Prompt: Find every line in the records that holds the string "icon". Copy each one.

Data records for software interfaces:
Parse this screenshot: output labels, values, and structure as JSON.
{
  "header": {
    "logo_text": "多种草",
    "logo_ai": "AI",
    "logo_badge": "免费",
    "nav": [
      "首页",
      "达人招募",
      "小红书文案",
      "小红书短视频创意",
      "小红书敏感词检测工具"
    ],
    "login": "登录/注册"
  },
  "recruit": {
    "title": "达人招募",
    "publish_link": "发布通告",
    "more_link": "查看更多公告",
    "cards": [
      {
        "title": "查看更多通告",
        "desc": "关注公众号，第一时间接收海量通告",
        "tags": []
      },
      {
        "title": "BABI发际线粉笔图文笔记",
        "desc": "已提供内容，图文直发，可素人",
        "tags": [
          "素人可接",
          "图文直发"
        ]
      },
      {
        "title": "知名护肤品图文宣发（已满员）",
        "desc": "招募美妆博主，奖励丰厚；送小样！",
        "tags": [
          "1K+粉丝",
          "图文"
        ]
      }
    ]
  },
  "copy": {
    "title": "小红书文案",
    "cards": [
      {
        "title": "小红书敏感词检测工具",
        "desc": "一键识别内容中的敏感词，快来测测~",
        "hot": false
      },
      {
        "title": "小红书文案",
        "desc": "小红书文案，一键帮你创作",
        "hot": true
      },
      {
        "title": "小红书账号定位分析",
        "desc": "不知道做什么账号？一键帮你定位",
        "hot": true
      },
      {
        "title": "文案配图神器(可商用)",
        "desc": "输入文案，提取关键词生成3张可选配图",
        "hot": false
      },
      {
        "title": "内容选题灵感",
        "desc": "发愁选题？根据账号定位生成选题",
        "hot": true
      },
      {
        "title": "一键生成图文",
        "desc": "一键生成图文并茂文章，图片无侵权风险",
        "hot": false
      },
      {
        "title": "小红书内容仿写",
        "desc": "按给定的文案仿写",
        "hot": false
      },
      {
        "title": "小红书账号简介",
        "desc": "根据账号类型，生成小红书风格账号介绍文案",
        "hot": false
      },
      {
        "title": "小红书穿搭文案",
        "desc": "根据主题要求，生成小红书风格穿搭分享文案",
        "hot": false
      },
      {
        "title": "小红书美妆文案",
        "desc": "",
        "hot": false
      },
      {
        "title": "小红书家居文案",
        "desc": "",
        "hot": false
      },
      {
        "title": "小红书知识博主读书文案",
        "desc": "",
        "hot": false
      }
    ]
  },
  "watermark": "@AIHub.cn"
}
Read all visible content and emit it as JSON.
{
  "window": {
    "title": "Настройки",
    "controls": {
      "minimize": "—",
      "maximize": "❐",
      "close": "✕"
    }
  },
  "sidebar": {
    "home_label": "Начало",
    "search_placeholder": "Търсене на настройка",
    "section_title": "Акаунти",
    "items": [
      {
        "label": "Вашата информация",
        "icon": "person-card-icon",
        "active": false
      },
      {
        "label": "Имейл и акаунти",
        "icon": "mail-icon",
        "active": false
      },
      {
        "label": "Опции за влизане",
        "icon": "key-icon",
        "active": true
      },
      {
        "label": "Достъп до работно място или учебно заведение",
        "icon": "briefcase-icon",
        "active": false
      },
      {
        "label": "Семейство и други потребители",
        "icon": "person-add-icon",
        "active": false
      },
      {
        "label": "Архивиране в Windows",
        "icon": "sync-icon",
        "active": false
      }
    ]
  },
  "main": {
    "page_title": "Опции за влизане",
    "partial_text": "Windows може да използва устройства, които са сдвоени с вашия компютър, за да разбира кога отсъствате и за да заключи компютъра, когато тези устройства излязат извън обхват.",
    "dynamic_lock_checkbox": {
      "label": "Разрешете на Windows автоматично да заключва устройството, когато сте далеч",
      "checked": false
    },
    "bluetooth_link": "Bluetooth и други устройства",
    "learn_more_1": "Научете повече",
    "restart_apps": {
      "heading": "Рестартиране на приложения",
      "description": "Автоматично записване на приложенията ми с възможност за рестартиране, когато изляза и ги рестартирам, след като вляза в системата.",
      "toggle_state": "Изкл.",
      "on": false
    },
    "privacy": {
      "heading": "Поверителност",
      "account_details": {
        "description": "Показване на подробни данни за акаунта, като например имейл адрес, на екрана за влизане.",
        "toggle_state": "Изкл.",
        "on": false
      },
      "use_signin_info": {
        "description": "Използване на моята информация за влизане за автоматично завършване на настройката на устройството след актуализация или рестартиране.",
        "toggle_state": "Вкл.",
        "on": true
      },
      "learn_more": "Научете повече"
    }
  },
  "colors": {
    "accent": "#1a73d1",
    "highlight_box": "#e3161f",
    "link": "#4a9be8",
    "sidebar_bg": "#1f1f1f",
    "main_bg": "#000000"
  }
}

Exercise output:
        "icon": "person-card-icon",
        "icon": "mail-icon",
        "icon": "key-icon",
        "icon": "briefcase-icon",
        "icon": "person-add-icon",
        "icon": "sync-icon",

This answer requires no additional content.